[Data about app and page elements]
● ● ●

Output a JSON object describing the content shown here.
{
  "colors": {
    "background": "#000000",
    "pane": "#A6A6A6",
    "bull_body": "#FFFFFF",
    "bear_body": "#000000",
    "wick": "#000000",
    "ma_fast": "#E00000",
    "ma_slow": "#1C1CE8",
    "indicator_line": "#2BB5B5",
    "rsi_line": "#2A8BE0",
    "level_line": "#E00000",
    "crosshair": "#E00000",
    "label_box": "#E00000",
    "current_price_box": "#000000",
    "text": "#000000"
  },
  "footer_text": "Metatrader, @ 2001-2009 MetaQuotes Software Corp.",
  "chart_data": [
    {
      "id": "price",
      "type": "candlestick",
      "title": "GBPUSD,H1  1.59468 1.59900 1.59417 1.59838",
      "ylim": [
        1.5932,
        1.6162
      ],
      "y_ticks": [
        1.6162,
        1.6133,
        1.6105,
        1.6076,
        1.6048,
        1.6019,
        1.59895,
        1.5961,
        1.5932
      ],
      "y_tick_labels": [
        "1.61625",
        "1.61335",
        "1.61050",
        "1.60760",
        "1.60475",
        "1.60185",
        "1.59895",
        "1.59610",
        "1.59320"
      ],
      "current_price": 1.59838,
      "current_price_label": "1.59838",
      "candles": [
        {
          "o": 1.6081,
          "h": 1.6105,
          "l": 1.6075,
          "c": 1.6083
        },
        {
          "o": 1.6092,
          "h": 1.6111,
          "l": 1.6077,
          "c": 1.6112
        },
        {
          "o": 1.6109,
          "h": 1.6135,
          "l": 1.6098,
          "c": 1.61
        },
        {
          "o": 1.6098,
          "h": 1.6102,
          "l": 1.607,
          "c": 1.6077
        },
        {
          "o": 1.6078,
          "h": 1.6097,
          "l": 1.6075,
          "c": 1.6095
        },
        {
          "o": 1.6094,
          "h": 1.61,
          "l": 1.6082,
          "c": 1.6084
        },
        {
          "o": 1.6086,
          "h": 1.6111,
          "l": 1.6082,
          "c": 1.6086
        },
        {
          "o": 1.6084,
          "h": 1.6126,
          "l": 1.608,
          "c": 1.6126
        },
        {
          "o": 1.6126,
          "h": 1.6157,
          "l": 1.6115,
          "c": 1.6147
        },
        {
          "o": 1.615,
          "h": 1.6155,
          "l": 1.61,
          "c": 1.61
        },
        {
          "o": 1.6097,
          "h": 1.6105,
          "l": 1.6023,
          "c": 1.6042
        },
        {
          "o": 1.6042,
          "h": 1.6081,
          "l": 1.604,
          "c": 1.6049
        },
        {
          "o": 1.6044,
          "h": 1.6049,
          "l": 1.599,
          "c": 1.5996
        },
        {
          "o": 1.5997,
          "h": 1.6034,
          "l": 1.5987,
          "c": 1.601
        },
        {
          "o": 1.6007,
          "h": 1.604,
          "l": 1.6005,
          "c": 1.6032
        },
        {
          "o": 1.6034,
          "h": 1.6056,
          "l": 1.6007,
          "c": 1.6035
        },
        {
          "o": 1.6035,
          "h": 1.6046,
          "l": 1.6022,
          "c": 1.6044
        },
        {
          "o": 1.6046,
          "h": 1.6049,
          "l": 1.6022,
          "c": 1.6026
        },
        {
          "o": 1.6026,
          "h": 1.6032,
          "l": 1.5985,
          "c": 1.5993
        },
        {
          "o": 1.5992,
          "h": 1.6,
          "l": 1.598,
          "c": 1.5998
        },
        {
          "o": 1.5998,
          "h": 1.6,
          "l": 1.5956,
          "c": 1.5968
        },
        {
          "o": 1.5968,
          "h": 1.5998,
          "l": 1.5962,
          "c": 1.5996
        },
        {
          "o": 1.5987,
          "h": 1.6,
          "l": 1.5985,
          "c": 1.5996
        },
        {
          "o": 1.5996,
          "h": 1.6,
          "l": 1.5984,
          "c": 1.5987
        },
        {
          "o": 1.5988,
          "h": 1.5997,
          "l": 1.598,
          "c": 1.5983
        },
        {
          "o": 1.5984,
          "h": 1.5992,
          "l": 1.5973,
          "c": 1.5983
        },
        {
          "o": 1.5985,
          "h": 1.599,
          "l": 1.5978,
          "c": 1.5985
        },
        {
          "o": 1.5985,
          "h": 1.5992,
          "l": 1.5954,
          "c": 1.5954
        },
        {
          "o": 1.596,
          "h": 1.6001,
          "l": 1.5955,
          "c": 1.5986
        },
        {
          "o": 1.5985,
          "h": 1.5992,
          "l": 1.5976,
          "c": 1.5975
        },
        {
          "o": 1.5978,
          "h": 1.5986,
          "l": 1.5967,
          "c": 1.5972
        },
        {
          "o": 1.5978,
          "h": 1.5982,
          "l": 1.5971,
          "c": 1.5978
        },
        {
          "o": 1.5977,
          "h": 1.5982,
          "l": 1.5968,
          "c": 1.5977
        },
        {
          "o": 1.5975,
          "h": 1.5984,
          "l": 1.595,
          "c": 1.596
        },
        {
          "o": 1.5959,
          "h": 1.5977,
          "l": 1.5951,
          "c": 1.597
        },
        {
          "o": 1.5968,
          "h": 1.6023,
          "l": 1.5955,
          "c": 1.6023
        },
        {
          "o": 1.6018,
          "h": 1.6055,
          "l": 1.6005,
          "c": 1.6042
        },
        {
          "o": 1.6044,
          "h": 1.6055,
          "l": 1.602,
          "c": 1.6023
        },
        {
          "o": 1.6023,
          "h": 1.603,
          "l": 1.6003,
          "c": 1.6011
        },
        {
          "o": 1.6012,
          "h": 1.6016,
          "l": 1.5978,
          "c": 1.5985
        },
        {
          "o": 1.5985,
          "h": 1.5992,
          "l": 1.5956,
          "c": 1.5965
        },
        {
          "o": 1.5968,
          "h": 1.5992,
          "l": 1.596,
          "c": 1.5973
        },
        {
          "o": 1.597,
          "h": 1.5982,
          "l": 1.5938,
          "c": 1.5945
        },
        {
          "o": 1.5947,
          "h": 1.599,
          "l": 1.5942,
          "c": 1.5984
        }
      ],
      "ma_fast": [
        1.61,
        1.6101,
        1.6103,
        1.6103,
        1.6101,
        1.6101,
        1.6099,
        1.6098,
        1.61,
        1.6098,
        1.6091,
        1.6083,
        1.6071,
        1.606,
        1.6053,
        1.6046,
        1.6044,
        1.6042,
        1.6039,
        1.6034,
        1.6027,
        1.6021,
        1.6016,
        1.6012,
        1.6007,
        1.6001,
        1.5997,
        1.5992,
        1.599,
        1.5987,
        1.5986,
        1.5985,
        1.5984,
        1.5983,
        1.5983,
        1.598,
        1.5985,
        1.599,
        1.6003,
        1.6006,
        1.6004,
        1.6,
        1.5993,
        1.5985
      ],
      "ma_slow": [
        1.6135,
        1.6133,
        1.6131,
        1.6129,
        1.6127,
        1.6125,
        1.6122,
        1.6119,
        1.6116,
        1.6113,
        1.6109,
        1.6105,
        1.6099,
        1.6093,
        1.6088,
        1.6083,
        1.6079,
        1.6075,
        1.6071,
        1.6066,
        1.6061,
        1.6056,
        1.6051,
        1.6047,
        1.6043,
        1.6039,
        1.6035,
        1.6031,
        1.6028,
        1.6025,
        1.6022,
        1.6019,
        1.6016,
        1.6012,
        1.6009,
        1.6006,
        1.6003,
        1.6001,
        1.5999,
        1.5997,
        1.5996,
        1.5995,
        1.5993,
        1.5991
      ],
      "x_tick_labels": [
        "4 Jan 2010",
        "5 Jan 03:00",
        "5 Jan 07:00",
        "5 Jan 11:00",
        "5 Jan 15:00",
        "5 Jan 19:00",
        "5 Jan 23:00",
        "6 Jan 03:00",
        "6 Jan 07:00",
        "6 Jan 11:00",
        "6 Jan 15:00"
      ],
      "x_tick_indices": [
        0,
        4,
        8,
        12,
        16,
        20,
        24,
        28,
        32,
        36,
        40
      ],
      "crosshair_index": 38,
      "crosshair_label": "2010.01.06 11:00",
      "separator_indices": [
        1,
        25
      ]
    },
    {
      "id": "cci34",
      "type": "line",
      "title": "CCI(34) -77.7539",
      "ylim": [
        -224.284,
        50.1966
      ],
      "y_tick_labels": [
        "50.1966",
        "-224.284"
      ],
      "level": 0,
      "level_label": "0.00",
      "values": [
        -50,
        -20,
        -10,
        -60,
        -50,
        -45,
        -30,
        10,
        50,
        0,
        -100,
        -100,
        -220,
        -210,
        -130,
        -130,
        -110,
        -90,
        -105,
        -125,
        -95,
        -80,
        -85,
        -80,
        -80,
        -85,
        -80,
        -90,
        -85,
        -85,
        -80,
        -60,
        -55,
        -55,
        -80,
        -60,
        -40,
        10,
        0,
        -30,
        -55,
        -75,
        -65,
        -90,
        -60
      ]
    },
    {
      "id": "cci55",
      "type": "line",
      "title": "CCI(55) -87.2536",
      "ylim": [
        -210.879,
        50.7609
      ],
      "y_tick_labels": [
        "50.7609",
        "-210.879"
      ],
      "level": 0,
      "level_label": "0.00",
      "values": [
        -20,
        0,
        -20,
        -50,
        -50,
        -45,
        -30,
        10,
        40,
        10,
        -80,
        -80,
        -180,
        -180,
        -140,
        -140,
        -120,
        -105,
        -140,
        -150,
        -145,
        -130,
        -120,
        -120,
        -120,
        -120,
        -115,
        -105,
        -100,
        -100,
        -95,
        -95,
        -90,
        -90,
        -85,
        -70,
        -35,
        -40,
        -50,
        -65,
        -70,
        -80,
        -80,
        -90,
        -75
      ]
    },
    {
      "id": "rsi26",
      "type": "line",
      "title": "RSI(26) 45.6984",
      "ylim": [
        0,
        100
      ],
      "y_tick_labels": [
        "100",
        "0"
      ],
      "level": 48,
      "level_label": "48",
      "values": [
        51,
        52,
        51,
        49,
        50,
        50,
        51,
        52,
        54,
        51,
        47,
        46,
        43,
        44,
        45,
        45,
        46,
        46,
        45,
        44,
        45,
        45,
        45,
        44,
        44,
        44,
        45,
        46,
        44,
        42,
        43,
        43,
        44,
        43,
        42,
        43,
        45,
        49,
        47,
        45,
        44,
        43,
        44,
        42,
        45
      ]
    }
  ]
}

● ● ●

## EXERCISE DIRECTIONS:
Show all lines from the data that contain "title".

## TASK RESULT:
      "title": "GBPUSD,H1  1.59468 1.59900 1.59417 1.59838",
      "title": "CCI(34) -77.7539",
      "title": "CCI(55) -87.2536",
      "title": "RSI(26) 45.6984",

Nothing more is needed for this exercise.